Given that the Frankfurt-based Crytek’s last few releases haven’t sold as well as the AAA developer would have hoped, it’s a bit of an enigma as to how they’ve been getting the funds to maintain a constant stream of CryEngine updates as well as develop a even more ambitious sequel to Crysis. The answer is lots of creepily secretive partners, it turns out.
In a recent interview with Gamasutra, Crytek CEO Cevat Yerli explained the source of his company’s support: “Part of it is that we have a very good secretive engine business. We have some other contracts going on as well for some other non-game industries. From that perspective, it’s been a good, privileged position to be able to do that and also work on our own IPs.”
He also mentioned partners with big names in gaming, adding: “Working with a partner like EA also brings in funds. Our most recent game is signed up with Microsoft as well, which helps us bring in finances to develop technology and awesome games.”
Yerli’s company deals with everyone from “gas and oil companies, General Electric, all the way to SOCOM.” They even have a subsidiary studio (the name of which Yerli refuses to disclose) that deals only with the licensing of CryEngine 3 for serious use. It seems the company has found out what the military-industrial complex has known for decades: the government will give you lots of money for military products.
Now, I’m no private investigator, but I can use the Google, so I’m willing to speculate that this unnamed company is actually Orlando-based RealTime Immersive.
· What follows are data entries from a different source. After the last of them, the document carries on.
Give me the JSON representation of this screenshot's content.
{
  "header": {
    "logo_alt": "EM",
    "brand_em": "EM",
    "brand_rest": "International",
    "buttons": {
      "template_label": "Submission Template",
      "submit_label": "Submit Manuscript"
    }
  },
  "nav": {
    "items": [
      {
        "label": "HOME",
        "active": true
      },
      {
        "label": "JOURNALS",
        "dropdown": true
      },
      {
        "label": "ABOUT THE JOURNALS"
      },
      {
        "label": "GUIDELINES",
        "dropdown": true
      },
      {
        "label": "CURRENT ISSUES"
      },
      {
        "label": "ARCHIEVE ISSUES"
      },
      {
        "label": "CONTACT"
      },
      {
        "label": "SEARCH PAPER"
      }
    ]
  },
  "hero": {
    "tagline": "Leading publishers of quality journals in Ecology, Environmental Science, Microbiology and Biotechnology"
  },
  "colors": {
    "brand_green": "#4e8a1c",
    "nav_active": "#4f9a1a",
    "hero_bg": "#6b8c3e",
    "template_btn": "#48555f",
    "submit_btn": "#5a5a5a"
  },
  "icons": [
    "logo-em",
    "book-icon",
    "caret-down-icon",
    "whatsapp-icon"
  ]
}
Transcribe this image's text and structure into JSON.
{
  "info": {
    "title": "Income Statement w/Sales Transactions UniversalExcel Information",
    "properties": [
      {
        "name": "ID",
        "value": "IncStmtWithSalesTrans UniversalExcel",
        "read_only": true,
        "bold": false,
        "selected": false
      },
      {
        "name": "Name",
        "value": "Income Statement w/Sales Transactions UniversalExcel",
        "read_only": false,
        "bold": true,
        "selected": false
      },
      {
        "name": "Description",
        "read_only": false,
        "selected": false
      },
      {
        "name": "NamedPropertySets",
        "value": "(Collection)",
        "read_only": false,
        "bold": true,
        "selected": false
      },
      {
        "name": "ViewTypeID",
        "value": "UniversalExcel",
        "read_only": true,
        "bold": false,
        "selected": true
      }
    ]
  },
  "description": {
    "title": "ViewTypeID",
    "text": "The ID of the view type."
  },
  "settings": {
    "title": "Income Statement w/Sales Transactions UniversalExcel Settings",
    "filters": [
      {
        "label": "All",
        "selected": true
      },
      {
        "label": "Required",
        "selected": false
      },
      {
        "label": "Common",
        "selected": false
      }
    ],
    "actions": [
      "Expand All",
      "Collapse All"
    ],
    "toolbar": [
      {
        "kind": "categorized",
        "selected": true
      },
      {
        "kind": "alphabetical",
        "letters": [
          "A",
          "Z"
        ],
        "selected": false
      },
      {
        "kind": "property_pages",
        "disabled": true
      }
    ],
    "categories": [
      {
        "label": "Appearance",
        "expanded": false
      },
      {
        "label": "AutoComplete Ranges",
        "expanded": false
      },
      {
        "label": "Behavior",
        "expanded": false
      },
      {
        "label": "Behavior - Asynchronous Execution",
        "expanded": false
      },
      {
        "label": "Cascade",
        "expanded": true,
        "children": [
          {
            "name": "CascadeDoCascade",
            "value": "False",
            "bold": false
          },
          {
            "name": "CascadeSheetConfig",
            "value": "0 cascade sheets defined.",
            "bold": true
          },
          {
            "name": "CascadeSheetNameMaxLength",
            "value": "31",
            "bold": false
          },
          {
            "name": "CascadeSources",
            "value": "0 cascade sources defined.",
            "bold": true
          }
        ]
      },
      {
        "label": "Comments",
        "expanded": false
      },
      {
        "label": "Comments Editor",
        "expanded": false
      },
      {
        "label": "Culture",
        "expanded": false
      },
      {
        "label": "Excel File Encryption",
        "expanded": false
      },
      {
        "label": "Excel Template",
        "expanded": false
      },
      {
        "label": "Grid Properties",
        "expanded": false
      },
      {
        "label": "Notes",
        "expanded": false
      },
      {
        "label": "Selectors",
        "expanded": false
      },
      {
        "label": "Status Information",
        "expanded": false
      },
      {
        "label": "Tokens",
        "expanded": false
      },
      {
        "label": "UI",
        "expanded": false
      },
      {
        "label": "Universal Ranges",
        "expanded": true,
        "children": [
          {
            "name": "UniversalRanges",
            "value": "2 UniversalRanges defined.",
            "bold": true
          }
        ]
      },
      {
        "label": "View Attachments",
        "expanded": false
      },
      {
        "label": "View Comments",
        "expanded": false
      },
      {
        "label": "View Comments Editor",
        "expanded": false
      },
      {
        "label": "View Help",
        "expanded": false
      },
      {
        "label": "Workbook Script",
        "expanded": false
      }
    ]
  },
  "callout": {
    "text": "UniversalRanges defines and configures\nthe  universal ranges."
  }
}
They’re a recently-founded company whose mission statement is to “support CryENGINE licensees in the serious game and simulation market space,” which would be a bit strange for a company not affiliated with Crytek to specialize in. But again…just speculation.